Thanks to I am finding a treasure trove of books and information I would have never found otherwise.

Wanda gag (rhymes with fog not bag) wanted to be an artist since birth. This is her life story parred down for children to read. It also has a lot of amazing artwork. It made me want to get my art supplies out and draw again.
Dec 04, 2008 rated it really liked it
I especially loved the colors in the illustrations of this picturebook biography, very rich and warm. I also appreciated the author's notes that encouraged me to find out more about Wanda Gag (rhymes with jog). She was a very determined, indepentent, and talented girl/woman This may be a good book for young girls looking for strong female role models.
Hayley Imbler
Dec 03, 2016 rated it really liked it
This beautiful biography talks about the value of Art in Wanda's home growing up with inspired her to become an artist. Although born and raised in America she had a very different lifestyle. She said that things would cry out to her to be drawn. It's a great story about how to never give up on your dreams.
May 29, 2016 rated it really liked it
Besides learning that Wanda's last name rhymes with "jog" and not "bag", I was really taken with her perseverance and dedication to her dream of being an artist. I loved the combination of text with the words from her diary, and the back matter made this biography even more meaningful.
Mar 27, 2012 rated it it was amazing

Terrific biographical picture book about the artist's early years as an artist in Minnesota and NYC. Gág's story of sacrifice and determination to follow her dream is inspiring. I like how the author used excerpts of source material (Gág's diaries) and then expanded upon those quotes.
Jun 29, 2014 rated it liked it
Inspiring! I’m glad I found this book because it’s a great example of not to give up on your dreams despite whatever curve balls life throws your way! I want to read Millions of Cats now! (Oh, her last name sound like “jog” and not “jag.”)

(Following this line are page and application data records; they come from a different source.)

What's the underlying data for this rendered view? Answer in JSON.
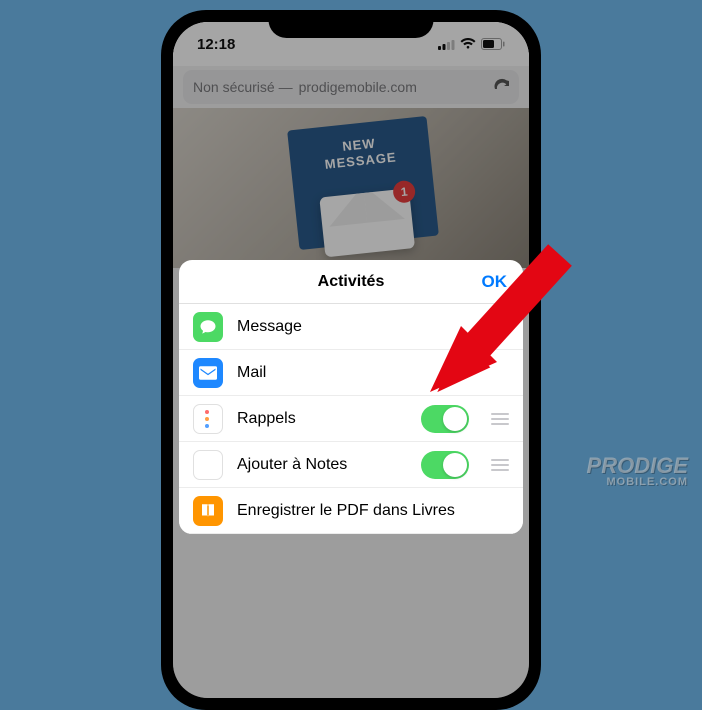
{
  "status": {
    "time": "12:18"
  },
  "url": {
    "prefix": "Non sécurisé —",
    "domain": "prodigemobile.com"
  },
  "hero": {
    "card_title": "NEW\nMESSAGE",
    "badge": "1"
  },
  "sheet": {
    "title": "Activités",
    "ok": "OK",
    "rows": [
      {
        "label": "Message",
        "toggle": false,
        "handle": false
      },
      {
        "label": "Mail",
        "toggle": false,
        "handle": false
      },
      {
        "label": "Rappels",
        "toggle": true,
        "handle": true
      },
      {
        "label": "Ajouter à Notes",
        "toggle": true,
        "handle": true
      },
      {
        "label": "Enregistrer le PDF dans Livres",
        "toggle": false,
        "handle": false
      }
    ]
  },
  "watermark": {
    "brand": "PRODIGE",
    "sub": "MOBILE.COM"
  }
}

Jan 27, 2011 rated it really liked it
Recommended to Marcie by: Elizabeth Bird
I loved how this biography was designed with each page introduced by a quotation from Wanda Gag's diaries. Among other things I learned from the reading was that I had always mispronounced her name. "It 'should rhyme with jog, not bag please!' she told them." said the Author's Note.
Jul 12, 2009 rated it really liked it
Shelves: picture-books
I've loved "Millions of Cats" forever but wow! I had no idea Wanda Gag was such a cool lady. She believed in her unique artistic vision so strongly, and stuck with it through very tough circumstances.
« previous 1 next »
There are no discussion topics on this book yet. Be the first to start one »